      One thing that comforts me very much about the Noah story is the concept of the remnant. This helps me not to worry about what is happening with the Church … there will always be those who do find favor with God, and there will always be a remnant through which God can accomplish His plan and purpose %

    4. Beth Smith says:

      I had the same question! I second Michele’s reply, John Piper gave an answer that really helped me make sense of it:

      Or if that link doesn’t work, you can go to and search Genesis 6 and it should be the first link to come up.

      I hope this blesses you as much as it has blessed me in understanding this verse! ❤️

    5. Maria Perez says:

      It hurts me to think that humanity broke God’s heart. But it shows me that we are so much like Him, made in His image. We love our children and would do anything for them and we expect them to love us in return and behave a certain way.
      That God regretted making mankind and yet sent Christ, His only begotten Son, to bring us back to Him shows how merciful and loving He is, a beautiful Father ♥️
      His correction is always for our own benefit ♥️

    6. Kathleen King says:

      Thank you for posting this question… I have been chewing on this one for several days. Is it discussed in a podcast anywhere?

    7. Daniela Morgado says:

      Because God is Love, but he has deeply hurt. He was speaking through his pain. Just like a parent may say something similar faced with a son’s act of disobedience.

  5. Nicole says:

    I like the reminder that we don’t need proof from other people’s stories and life moments that God will be good and trustworthy. We just KNOW.
    I feel when you are at that place in your life of just knowing that He will come through and always being able to trust Him and be confident in your life, through Him, you’ve arrived. You’ve arrived at a beautiful place in your life with your Father, knowing that He will always be there and nothing bad will happen.

  6. Tracie Nall says:

    I was struck this morning by the restraint of our God and the unwavering faithfulness to His promise not to again destroy the earth or its inhabitants…if the depravity of the world today and the evil in the hearts of people isn’t enough to evoke such a reaction as compared to the people of Noah’s day.
    I am also inspired by the story of Noah’s faithfulness and righteousness while living among a depraved society. How important my walk and my witness are. I am reminded of the call by Jesus to be in the world but not of this world and to be yeast of the Bread of Life permeating those around me rather than being corrupted by the pervasive sin of this world.
    I also became keenly aware of the stark contrasts between the righteous and wicked, the clean and unclean, the rescued and the destroyed. You must choose one or the other, ends of the spectrum, you can’t ride the middle!

  7. Pam Williams says:

    Thank you Tiffany Messer. So well said. My lady 3 years has been a stripping away, tho very different from yours.
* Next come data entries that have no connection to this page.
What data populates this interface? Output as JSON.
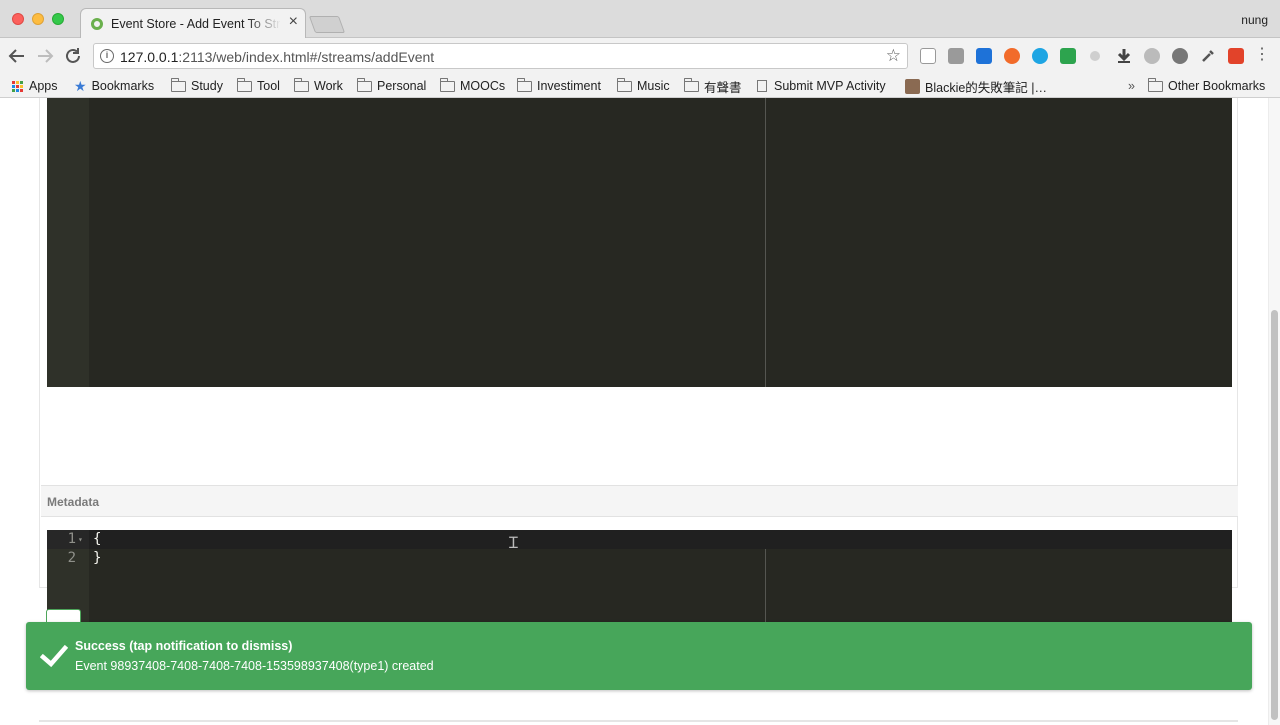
{
  "window": {
    "tab_title": "Event Store - Add Event To Stream",
    "profile_name": "nung"
  },
  "toolbar": {
    "url_host": "127.0.0.1",
    "url_rest": ":2113/web/index.html#/streams/addEvent"
  },
  "bookmarks": {
    "apps": "Apps",
    "bookmarks": "Bookmarks",
    "study": "Study",
    "tool": "Tool",
    "work": "Work",
    "personal": "Personal",
    "moocs": "MOOCs",
    "investiment": "Investiment",
    "music": "Music",
    "audiobooks": "有聲書",
    "submit_mvp": "Submit MVP Activity",
    "blackie": "Blackie的失敗筆記 |…",
    "overflow": "»",
    "other": "Other Bookmarks"
  },
  "metadata": {
    "label": "Metadata",
    "lines": [
      {
        "num": "1",
        "code": "{"
      },
      {
        "num": "2",
        "code": "}"
      }
    ]
  },
  "notification": {
    "title": "Success (tap notification to dismiss)",
    "message": "Event 98937408-7408-7408-7408-153598937408(type1) created",
    "color": "#47a65a"
  },
  "colors": {
    "editor_bg": "#272822",
    "gutter_bg": "#2f3129",
    "accent_green": "#4da55a"
  },
  "icons": {
    "back": "arrow-left-icon",
    "forward": "arrow-right-icon",
    "reload": "reload-icon",
    "info": "info-icon",
    "bookmark_star": "star-icon",
    "menu": "more-vert-icon",
    "check": "checkmark-icon"
  }
}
It was painful, but so necessary. Love the comparison to being in the ark. Its ok for people not to understand how God is changing our lives. We only need to please Him and not people That is difficult for a people person like me to truly say and live out.

  8. Jennifer Anapol says:

    I love this call to walk with God. To spend time with him. It’s not just about reading his word, but also serving him, talking to him and obeying him. It’s knowing him as we know our intimate friends. As a person who loves connecting with others. I’m so thankful that God would want to connect with me. I’m also thankful that he sees the few righteous people, among the crowd of unrighteousness people. May I be like Noah in this generation.

Leave a Reply

Your email address will not be published. Required fields are marked *